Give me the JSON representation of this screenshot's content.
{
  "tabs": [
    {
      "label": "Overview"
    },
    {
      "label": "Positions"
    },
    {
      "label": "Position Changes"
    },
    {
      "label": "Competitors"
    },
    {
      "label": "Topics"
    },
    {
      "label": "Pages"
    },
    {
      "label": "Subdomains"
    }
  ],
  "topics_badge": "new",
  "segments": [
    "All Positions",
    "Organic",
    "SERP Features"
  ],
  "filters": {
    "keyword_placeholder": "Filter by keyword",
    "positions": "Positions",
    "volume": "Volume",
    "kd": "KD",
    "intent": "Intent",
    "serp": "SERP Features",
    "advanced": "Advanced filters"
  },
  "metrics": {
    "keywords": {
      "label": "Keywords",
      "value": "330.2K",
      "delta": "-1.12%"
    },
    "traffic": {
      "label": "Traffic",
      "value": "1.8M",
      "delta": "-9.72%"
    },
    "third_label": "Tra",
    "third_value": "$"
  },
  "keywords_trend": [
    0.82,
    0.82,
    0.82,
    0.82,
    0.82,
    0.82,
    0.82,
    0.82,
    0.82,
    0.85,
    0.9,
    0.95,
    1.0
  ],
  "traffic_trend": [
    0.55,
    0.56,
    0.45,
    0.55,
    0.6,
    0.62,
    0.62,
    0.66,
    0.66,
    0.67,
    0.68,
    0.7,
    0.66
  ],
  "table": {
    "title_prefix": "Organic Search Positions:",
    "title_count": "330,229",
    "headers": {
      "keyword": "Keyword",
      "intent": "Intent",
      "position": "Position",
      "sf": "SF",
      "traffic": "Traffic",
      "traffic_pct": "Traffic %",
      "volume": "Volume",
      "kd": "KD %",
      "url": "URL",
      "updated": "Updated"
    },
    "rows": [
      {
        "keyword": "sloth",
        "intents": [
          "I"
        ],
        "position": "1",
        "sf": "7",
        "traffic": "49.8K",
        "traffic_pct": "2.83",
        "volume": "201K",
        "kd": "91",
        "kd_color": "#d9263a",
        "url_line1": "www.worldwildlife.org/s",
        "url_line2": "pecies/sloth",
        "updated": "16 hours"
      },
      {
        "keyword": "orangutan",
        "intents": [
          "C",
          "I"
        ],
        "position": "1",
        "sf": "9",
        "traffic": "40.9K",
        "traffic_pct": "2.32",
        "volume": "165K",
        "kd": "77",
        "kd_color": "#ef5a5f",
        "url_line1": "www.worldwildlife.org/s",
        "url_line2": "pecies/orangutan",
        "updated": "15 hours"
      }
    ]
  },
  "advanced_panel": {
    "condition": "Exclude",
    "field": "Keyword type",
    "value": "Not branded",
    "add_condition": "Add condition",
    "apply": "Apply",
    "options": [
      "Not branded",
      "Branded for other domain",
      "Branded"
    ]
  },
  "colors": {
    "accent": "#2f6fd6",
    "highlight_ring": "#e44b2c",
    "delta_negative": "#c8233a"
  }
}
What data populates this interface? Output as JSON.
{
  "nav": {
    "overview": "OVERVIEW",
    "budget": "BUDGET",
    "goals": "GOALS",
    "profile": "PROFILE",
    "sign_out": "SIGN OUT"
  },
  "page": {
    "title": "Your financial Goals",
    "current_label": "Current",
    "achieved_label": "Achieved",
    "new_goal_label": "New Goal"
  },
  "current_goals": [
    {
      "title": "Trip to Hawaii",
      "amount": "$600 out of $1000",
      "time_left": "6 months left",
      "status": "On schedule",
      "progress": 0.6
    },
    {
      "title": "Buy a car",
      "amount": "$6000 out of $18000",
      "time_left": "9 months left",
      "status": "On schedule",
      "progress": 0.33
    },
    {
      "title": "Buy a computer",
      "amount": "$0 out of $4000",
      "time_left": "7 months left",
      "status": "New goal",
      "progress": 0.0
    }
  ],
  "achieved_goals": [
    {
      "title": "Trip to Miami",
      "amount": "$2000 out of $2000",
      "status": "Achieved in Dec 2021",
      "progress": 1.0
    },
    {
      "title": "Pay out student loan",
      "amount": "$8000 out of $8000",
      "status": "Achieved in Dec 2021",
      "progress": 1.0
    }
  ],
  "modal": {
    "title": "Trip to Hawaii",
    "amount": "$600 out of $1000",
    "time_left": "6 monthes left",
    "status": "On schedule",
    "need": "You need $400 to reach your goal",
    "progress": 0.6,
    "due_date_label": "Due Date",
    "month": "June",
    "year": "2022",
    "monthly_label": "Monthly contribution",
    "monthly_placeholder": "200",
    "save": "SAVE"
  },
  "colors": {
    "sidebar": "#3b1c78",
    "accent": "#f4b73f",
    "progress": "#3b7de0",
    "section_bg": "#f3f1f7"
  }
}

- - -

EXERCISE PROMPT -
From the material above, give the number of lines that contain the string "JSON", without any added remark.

RESPONSE -
2